The growing man might baulk at the shrinking size of recommended portions these days, but how about facing a plate that was entirely bare? The diet world is always coming up with the next fad to shift books and supplements, but the latest – fasting – does seem to have some substance, in science if not at meal times. There’s the popular 5-2 plan, for example – in which, for two days a week, a man might restrict his calorific intake to around just 500 calories – which doesn’t necessarily make for a tiny meal on fasting days, but which certainly requires planning.
Another of the big fasting ideas is time-restricted or intermittent fasting – there are many variants, but the gist could be that for five days a week you eat nothing between the hours of, say, 10pm at night and 2pm the following afternoon; during that time you might well consume as many calories as is healthy for an average man – around 2500; but in the off hours – which, practically speaking, comprises the morning and early afternoon – you consume none at all, excepting water of course. On the two days off – the weekend perhaps – you eat your normal calories as and when you please.
Recent research on animals revealed that intermittent fasting can, in fact, reduce the risk of obesity and related diseases, including liver disease and cancer. Research back in the 1980s suggested that the lifespan of rats is greatly increased when they’re made to fast every other day. Fasting has recently also been found to do the same for mice, relative to mice who had constant access to food – as most of us do.
That’s all great for rodents. But studies are now suggesting that it works for people too – intriguingly, one suggest that such forms of calorie restriction helped the participants lose abdominal fat while preserving lean muscle and metabolism, which are usually sacrificed on a generally low calorie diet. As for longevity? Well, that seems likely too if you’re going to freer of diseases that tend to kill you.
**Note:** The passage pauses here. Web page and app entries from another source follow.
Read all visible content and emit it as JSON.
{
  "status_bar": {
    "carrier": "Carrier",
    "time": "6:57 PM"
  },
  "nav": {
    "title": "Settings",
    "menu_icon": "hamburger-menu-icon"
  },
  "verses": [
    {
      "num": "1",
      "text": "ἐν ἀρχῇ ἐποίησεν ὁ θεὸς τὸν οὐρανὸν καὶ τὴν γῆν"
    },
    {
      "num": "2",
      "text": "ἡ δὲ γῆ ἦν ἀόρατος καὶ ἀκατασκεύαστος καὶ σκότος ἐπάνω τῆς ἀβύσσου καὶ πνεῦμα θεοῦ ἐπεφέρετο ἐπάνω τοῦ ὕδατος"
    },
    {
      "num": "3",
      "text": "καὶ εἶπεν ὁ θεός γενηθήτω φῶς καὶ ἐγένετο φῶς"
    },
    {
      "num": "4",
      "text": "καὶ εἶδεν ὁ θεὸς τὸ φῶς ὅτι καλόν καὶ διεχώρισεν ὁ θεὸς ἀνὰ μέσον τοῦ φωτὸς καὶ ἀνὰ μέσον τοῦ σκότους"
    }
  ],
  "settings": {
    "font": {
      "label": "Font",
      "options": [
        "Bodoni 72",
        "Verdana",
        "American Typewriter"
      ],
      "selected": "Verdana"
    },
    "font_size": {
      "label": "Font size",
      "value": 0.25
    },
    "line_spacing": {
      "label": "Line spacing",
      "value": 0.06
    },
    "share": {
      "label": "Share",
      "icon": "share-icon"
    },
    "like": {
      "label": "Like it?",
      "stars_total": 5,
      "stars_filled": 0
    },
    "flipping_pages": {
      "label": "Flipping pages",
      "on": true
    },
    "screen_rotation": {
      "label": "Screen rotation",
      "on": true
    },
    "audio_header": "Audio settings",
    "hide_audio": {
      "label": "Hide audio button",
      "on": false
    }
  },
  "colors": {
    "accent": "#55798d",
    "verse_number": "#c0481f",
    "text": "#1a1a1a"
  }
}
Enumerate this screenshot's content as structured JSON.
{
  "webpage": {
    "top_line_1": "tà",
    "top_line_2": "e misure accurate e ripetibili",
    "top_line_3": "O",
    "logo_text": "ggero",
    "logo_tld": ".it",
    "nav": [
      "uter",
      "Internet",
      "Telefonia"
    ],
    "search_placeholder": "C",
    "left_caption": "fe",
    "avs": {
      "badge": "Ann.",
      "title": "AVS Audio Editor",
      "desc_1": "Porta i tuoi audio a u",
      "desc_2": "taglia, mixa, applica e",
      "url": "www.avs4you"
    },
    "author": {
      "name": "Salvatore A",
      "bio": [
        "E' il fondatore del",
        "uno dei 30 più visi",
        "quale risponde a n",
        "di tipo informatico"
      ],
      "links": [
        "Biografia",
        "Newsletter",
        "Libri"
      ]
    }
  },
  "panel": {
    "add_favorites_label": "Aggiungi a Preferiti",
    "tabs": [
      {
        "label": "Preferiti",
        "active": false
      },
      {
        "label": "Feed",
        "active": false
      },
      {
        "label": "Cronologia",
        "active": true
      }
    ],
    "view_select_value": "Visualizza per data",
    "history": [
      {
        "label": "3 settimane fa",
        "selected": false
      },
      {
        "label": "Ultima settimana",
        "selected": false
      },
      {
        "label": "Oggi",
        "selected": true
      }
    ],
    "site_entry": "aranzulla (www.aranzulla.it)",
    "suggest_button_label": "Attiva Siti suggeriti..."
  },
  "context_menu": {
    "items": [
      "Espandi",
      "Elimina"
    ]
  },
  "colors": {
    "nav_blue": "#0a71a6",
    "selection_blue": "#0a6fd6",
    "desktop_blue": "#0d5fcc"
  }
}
Similarly, a study of the 5:2 diet has found that even if you put two groups on the same calories overall, but make one follow the fasting for two days a week, while both groups lose the same amount of weight, members of the fasting group regulate their glucose better – which is good for fending of diabetes – and tend to lose the weight around their middle.
The science is still out on how all this works – just what is the mechanism that allows fasting to have benefits that non-fasting doesn’t, even when the same number of calories are consumed overall? There’s even a suggestion that radiation therapy for those with cancer may be more effective while they’re in a fasting state. There are plenty of theories of course – that fasting is what our ancient ancestors had to do until food had been foraged or caught; you ate when you could but that, inevitably, there were long periods of not eating at all. Or that during fasting you stop using glucose as fuel and start using ketones, which helps burn fat; and that elevates ketone levels – which is key to the body’s regeneration. Fasting seems to encourage cellular regeneration.
And then there is the question of whether you need to fast at all. For the moment doctors are saying it’s worth trying if you’re overweight and want to shift some of the paunch. But if you’re the right, healthy weight, eat well and exercise, then fasting may not be something they’d necessarily recommend. You can just keep doing what you do. Certainly, if you try it, don’t push yourself too hard. Getting by without eating until lunchtime most of the week may not be too much of a stretch, but getting through an entire day with minimal intake can leave you feeling depleted, light-headed and short-tempered. These are not days for heavy exercise, for example, or for a tricky conversation with your partner. Consider what type of fasting best works for your lifestyle, and for your body. And, maybe, for those around you as well…